Demystifying augmented reality, virtual reality, and mixed reality

Date: 
Saturday, August 26th, 2017

Virtual reality (VR), augmented reality (AR), and their cousin, mixed reality (MR), are hot buzzwords that we all have likely heard before. The origins of these technology systems can be traced back to 1962 when Mort Heilig introduced Sensorama. An arcade-style cabinet with a 3D display, Sensorama was designed to replicate the sensation of riding a motorcycle down the streets of Brooklyn. Viewers would have a 3D view of the streets while having the wind blow in their faces while simultaneously feeling the vibrations of the motorcycle seat and even experiencing the smells of the city.

A Massachusetts Institute of Technology (MIT) computer scientist, Ivan Sutherland, is known to be the godfather of virtual reality displays. In 1968, he created the Sword of Damocles, the first VR headset. Together with his colleagues at MIT, he began the first virtual headset experiments. Also, a ragtag band of programmers in Silicon Valley in 1985 began exploring the concept of virtual reality from a tiny cottage in Palo Alto. The actual term virtual reality was not coined until 1987 by Jaron Lanier (an American computer philosopher and computer scientist).

But, what is virtual reality? Coldfusion, a YouTube channel, describes VR as a computer-generated simulation or replacement of one’s environment. For example, when you put on a headset, it will block your worldview and substitute in a digital world that is designed to fool your senses. From the point of view of the brain, you are in another place. This is called mental teleportation - an absolutely revolutionary technology for the late 1960's, yet it failed to gain momentum earlier.

Attention from media outlets like Scientific American and Wired could hardly attract the masses as the technology was not widely spread, it was too costly, and the audience was a tad too niche. However, today the concept of this technology has broadened to much more complex scenarios. Also, it is readily available. Users are now able to interact with fictional characters in their own living rooms, follow the progress of their loved ones, or just turn the environment into the greatest workstation imaginable

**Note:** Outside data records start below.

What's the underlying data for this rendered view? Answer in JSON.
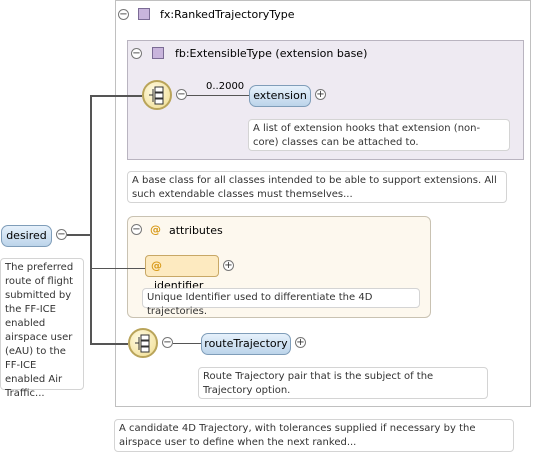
{
  "root": {
    "name": "desired",
    "note": "The preferred route of flight submitted by the FF-ICE enabled airspace user (eAU) to the FF-ICE enabled Air Traffic..."
  },
  "type": {
    "name": "fx:RankedTrajectoryType",
    "note": "A candidate 4D Trajectory, with tolerances supplied if necessary by the airspace user to define when the next ranked..."
  },
  "base": {
    "name": "fb:ExtensibleType (extension base)",
    "note": "A base class for all classes intended to be able to support extensions. All such extendable classes must themselves...",
    "element": {
      "name": "extension",
      "cardinality": "0..2000",
      "note": "A list of extension hooks that extension (non-core) classes can be attached to."
    }
  },
  "attributes": {
    "title": "attributes",
    "at_symbol": "@",
    "item": {
      "name": "identifier",
      "note": "Unique Identifier used to differentiate the 4D trajectories."
    }
  },
  "route": {
    "name": "routeTrajectory",
    "note": "Route Trajectory pair that is the subject of the Trajectory option."
  },
  "icons": {
    "collapse": "−",
    "expand": "+",
    "sequence": "sequence-compositor-icon",
    "complex_type": "complex-type-icon"
  }
}
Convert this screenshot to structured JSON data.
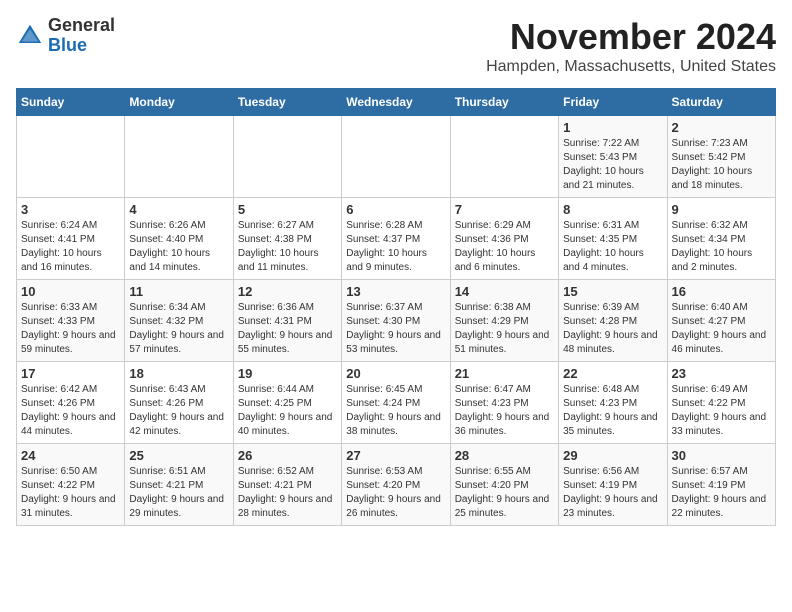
{
  "header": {
    "logo_general": "General",
    "logo_blue": "Blue",
    "month_title": "November 2024",
    "location": "Hampden, Massachusetts, United States"
  },
  "days_of_week": [
    "Sunday",
    "Monday",
    "Tuesday",
    "Wednesday",
    "Thursday",
    "Friday",
    "Saturday"
  ],
  "weeks": [
    [
      {
        "day": "",
        "info": ""
      },
      {
        "day": "",
        "info": ""
      },
      {
        "day": "",
        "info": ""
      },
      {
        "day": "",
        "info": ""
      },
      {
        "day": "",
        "info": ""
      },
      {
        "day": "1",
        "info": "Sunrise: 7:22 AM\nSunset: 5:43 PM\nDaylight: 10 hours and 21 minutes."
      },
      {
        "day": "2",
        "info": "Sunrise: 7:23 AM\nSunset: 5:42 PM\nDaylight: 10 hours and 18 minutes."
      }
    ],
    [
      {
        "day": "3",
        "info": "Sunrise: 6:24 AM\nSunset: 4:41 PM\nDaylight: 10 hours and 16 minutes."
      },
      {
        "day": "4",
        "info": "Sunrise: 6:26 AM\nSunset: 4:40 PM\nDaylight: 10 hours and 14 minutes."
      },
      {
        "day": "5",
        "info": "Sunrise: 6:27 AM\nSunset: 4:38 PM\nDaylight: 10 hours and 11 minutes."
      },
      {
        "day": "6",
        "info": "Sunrise: 6:28 AM\nSunset: 4:37 PM\nDaylight: 10 hours and 9 minutes."
      },
      {
        "day": "7",
        "info": "Sunrise: 6:29 AM\nSunset: 4:36 PM\nDaylight: 10 hours and 6 minutes."
      },
      {
        "day": "8",
        "info": "Sunrise: 6:31 AM\nSunset: 4:35 PM\nDaylight: 10 hours and 4 minutes."
      },
      {
        "day": "9",
        "info": "Sunrise: 6:32 AM\nSunset: 4:34 PM\nDaylight: 10 hours and 2 minutes."
      }
    ],
    [
      {
        "day": "10",
        "info": "Sunrise: 6:33 AM\nSunset: 4:33 PM\nDaylight: 9 hours and 59 minutes."
      },
      {
        "day": "11",
        "info": "Sunrise: 6:34 AM\nSunset: 4:32 PM\nDaylight: 9 hours and 57 minutes."
      },
      {
        "day": "12",
        "info": "Sunrise: 6:36 AM\nSunset: 4:31 PM\nDaylight: 9 hours and 55 minutes."
      },
      {
        "day": "13",
        "info": "Sunrise: 6:37 AM\nSunset: 4:30 PM\nDaylight: 9 hours and 53 minutes."
      },
      {
        "day": "14",
        "info": "Sunrise: 6:38 AM\nSunset: 4:29 PM\nDaylight: 9 hours and 51 minutes."
      },
      {
        "day": "15",
        "info": "Sunrise: 6:39 AM\nSunset: 4:28 PM\nDaylight: 9 hours and 48 minutes."
      },
      {
        "day": "16",
        "info": "Sunrise: 6:40 AM\nSunset: 4:27 PM\nDaylight: 9 hours and 46 minutes."
      }
    ],
    [
      {
        "day": "17",
        "info": "Sunrise: 6:42 AM\nSunset: 4:26 PM\nDaylight: 9 hours and 44 minutes."
      },
      {
        "day": "18",
        "info": "Sunrise: 6:43 AM\nSunset: 4:26 PM\nDaylight: 9 hours and 42 minutes."
      },
      {
        "day": "19",
        "info": "Sunrise: 6:44 AM\nSunset: 4:25 PM\nDaylight: 9 hours and 40 minutes."
      },
      {
        "day": "20",
        "info": "Sunrise: 6:45 AM\nSunset: 4:24 PM\nDaylight: 9 hours and 38 minutes."
      },
      {
        "day": "21",
        "info": "Sunrise: 6:47 AM\nSunset: 4:23 PM\nDaylight: 9 hours and 36 minutes."
      },
      {
        "day": "22",
        "info": "Sunrise: 6:48 AM\nSunset: 4:23 PM\nDaylight: 9 hours and 35 minutes."
      },
      {
        "day": "23",
        "info": "Sunrise: 6:49 AM\nSunset: 4:22 PM\nDaylight: 9 hours and 33 minutes."
      }
    ],
    [
      {
        "day": "24",
        "info": "Sunrise: 6:50 AM\nSunset: 4:22 PM\nDaylight: 9 hours and 31 minutes."
      },
      {
        "day": "25",
        "info": "Sunrise: 6:51 AM\nSunset: 4:21 PM\nDaylight: 9 hours and 29 minutes."
      },
      {
        "day": "26",
        "info": "Sunrise: 6:52 AM\nSunset: 4:21 PM\nDaylight: 9 hours and 28 minutes."
      },
      {
        "day": "27",
        "info": "Sunrise: 6:53 AM\nSunset: 4:20 PM\nDaylight: 9 hours and 26 minutes."
      },
      {
        "day": "28",
        "info": "Sunrise: 6:55 AM\nSunset: 4:20 PM\nDaylight: 9 hours and 25 minutes."
      },
      {
        "day": "29",
        "info": "Sunrise: 6:56 AM\nSunset: 4:19 PM\nDaylight: 9 hours and 23 minutes."
      },
      {
        "day": "30",
        "info": "Sunrise: 6:57 AM\nSunset: 4:19 PM\nDaylight: 9 hours and 22 minutes."
      }
    ]
  ]
}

Make-it-yourself Google Cardboard VR sets, Gear VR headsets for Samsung Galaxy phones, the HTC VIVE, or even more powerful and more immersive systems like the Oculus Rift are all readily available technological gadgets for the consumer market. Currently, VR is extremely relevant to gamers, 3D artists, architects, real estate agents, teachers, students, and even astronauts.

Wired Senior Editor Peter Rubin talked about virtual reality as being only a piece to a puzzle. Augmented reality and, eventually, mixed reality will complete this technology. While VR puts users in an artificial environment, AR and MR bring the artificial to their natural surroundings. AR can be as simple as having a visual overlay on the digital perceived world. Its purpose is to enhance the real world with a set of "magical" virtual objects in it. When a person’s environment is supplemented/augmented with computer-generated images that are usually motion tracked, that is AR.

If you have played Pokémon GO when user numbers were higher, or if you have ever used Snapchat lens face filters; then you have already used primitive forms of AR. The term augmented reality is actually attributed to a former Boeing Researcher, Thomas Caudell, dating back to 1990.

Additionally, when a visual overlay becomes a virtual object that one can interact with, that is mixed reality. MR is basically what Microsoft HoloLens and the upcoming Ultra Secret of Magic Leap have been working on.

Although generally affordable, mixed reality is still a ways away. It is a much more complex and is a much more data-intensive endeavor than virtual reality as it requires a higher amount of processing power. But, it promises the best blend of reality and illusion that the world could ask for.

Matthew Wren, lead developer at Origin Development and IT, discussed his project with VR at one of Chicago’s tech meetups on Thursday, August 24 at FinTank. He has actually broached the issue of whether VR sets strain the eyes. He affirmed that reading text with VR does dry up the eyes, and one may experience a "hollow effect’" with high resolution images or concentric circles. Major companies in Chicago, like Walmart and Instacart, are pushing this technology. Technologists present at this event discussed its myriad potentials.

If you are interested in AR or VR, there are several tools available online. For VR-based content creation, software packages like Medium, Tilt Brush, Blocks, Photoshop (for graphics), and Gimp are available. For application development, there is either Unity, which is both user-friendly and has a widespread community, or Unreal Engine, which is more powerful and has a steeper learning curve. Recommended IDEs (Integrated Development Environments) include Eclipse (Android), Xcode (iOS), and Visual Studio (MSFT/cross-platform). For more information, the company Massvr.io will have a demonstration the last Tuesday of September in downtown Chicago.